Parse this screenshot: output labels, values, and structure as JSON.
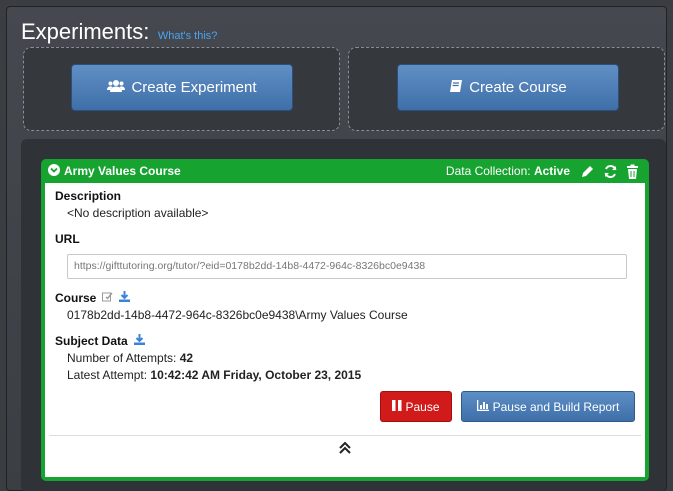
{
  "header": {
    "title": "Experiments:",
    "whats_this": "What's this?"
  },
  "actions": {
    "create_experiment": "Create Experiment",
    "create_course": "Create Course"
  },
  "experiment": {
    "name": "Army Values Course",
    "data_collection_label": "Data Collection:",
    "data_collection_status": "Active",
    "description_label": "Description",
    "description": "<No description available>",
    "url_label": "URL",
    "url": "https://gifttutoring.org/tutor/?eid=0178b2dd-14b8-4472-964c-8326bc0e9438",
    "course_label": "Course",
    "course_path": "0178b2dd-14b8-4472-964c-8326bc0e9438\\Army Values Course",
    "subject_data_label": "Subject Data",
    "attempts_label": "Number of Attempts:",
    "attempts": "42",
    "latest_label": "Latest Attempt:",
    "latest": "10:42:42 AM Friday, October 23, 2015",
    "pause_label": "Pause",
    "pause_build_label": "Pause and Build Report"
  },
  "colors": {
    "active": "#17a32f",
    "pause": "#d11a1a",
    "primary": "#4a7bb5",
    "link": "#4aa3f0"
  }
}
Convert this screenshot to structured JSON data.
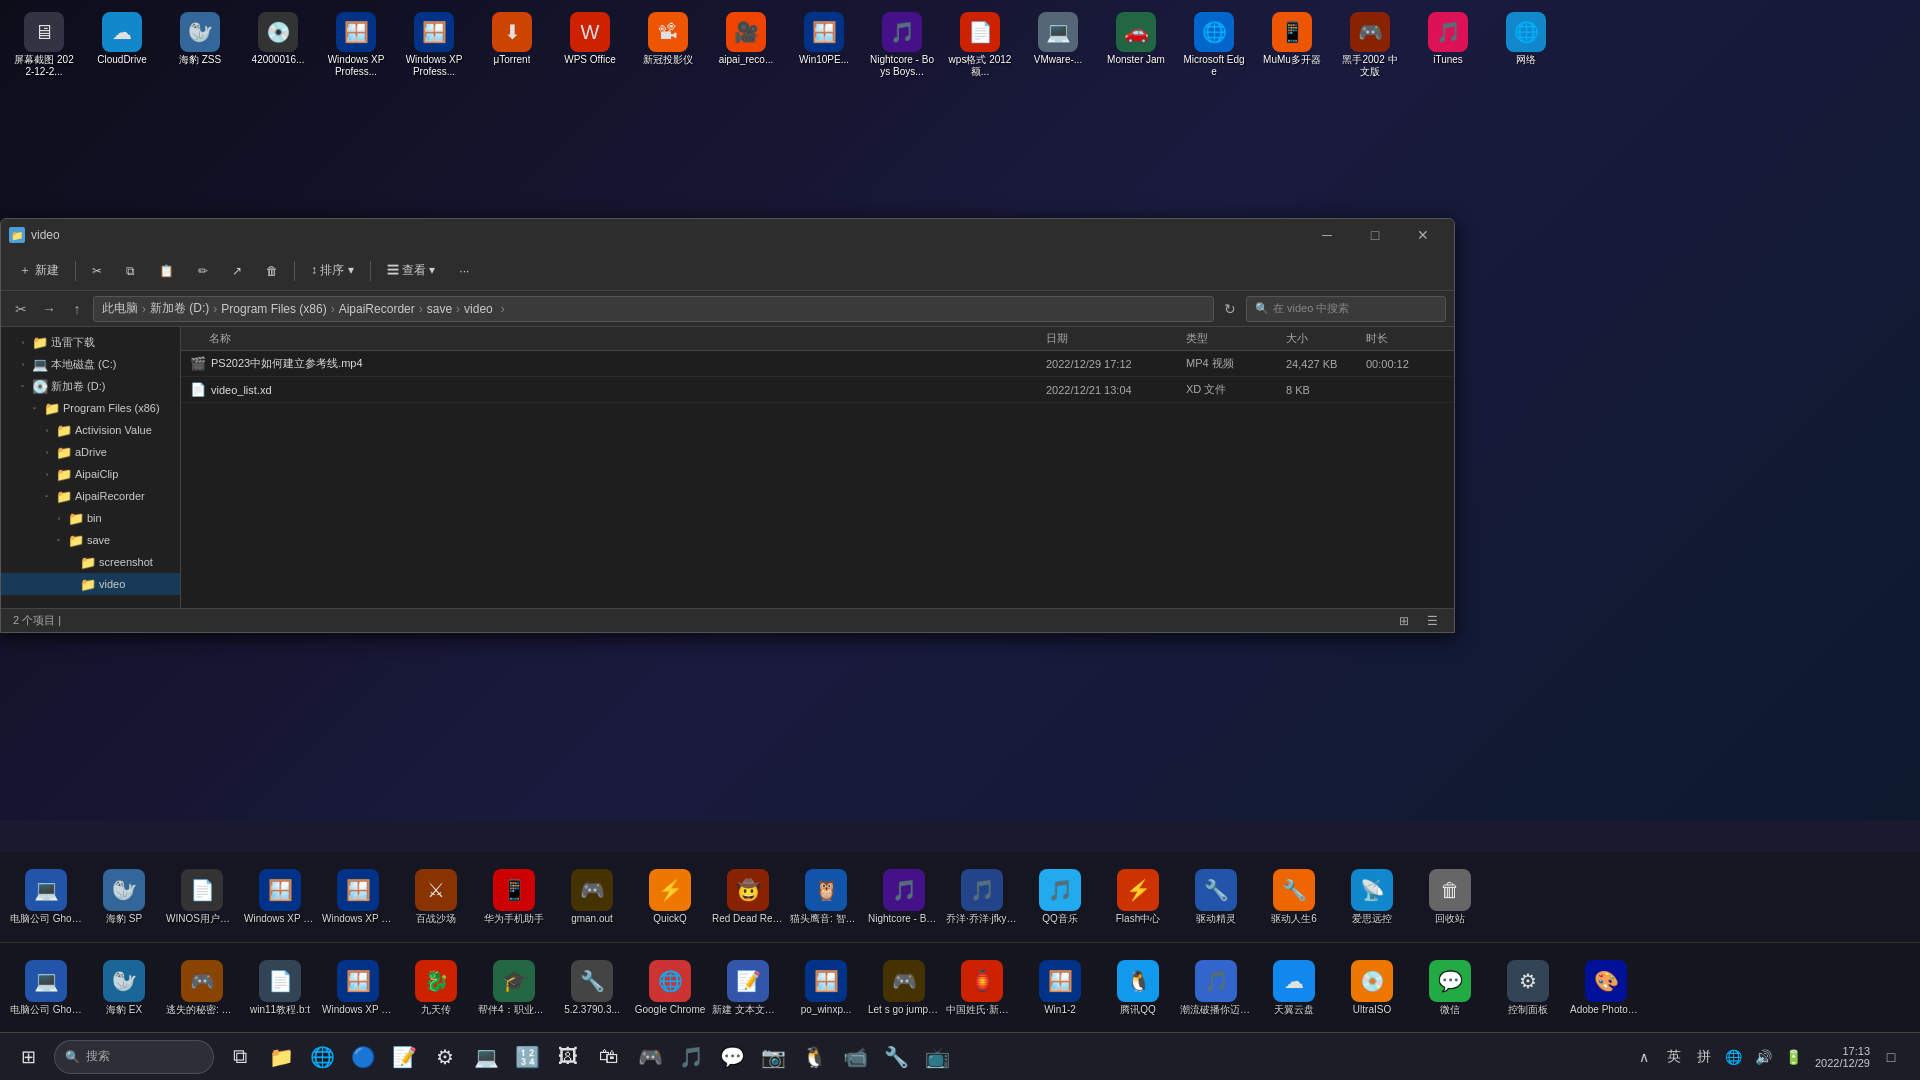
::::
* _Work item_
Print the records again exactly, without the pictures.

* _Expected output_
Parse this screenshot: output labels, values, and structure as JSON.
{
  "header": {
    "title": "Experiments:",
    "whats_this": "What's this?"
  },
  "actions": {
    "create_experiment": "Create Experiment",
    "create_course": "Create Course"
  },
  "experiment": {
    "name": "Army Values Course",
    "data_collection_label": "Data Collection:",
    "data_collection_status": "Active",
    "description_label": "Description",
    "description": "<No description available>",
    "url_label": "URL",
    "url": "https://gifttutoring.org/tutor/?eid=0178b2dd-14b8-4472-964c-8326bc0e9438",
    "course_label": "Course",
    "course_path": "0178b2dd-14b8-4472-964c-8326bc0e9438\\Army Values Course",
    "subject_data_label": "Subject Data",
    "attempts_label": "Number of Attempts:",
    "attempts": "42",
    "latest_label": "Latest Attempt:",
    "latest": "10:42:42 AM Friday, October 23, 2015",
    "pause_label": "Pause",
    "pause_build_label": "Pause and Build Report"
  },
  "colors": {
    "active": "#17a32f",
    "pause": "#d11a1a",
    "primary": "#4a7bb5",
    "link": "#4aa3f0"
  }
}
Convert this screenshot to structured JSON data.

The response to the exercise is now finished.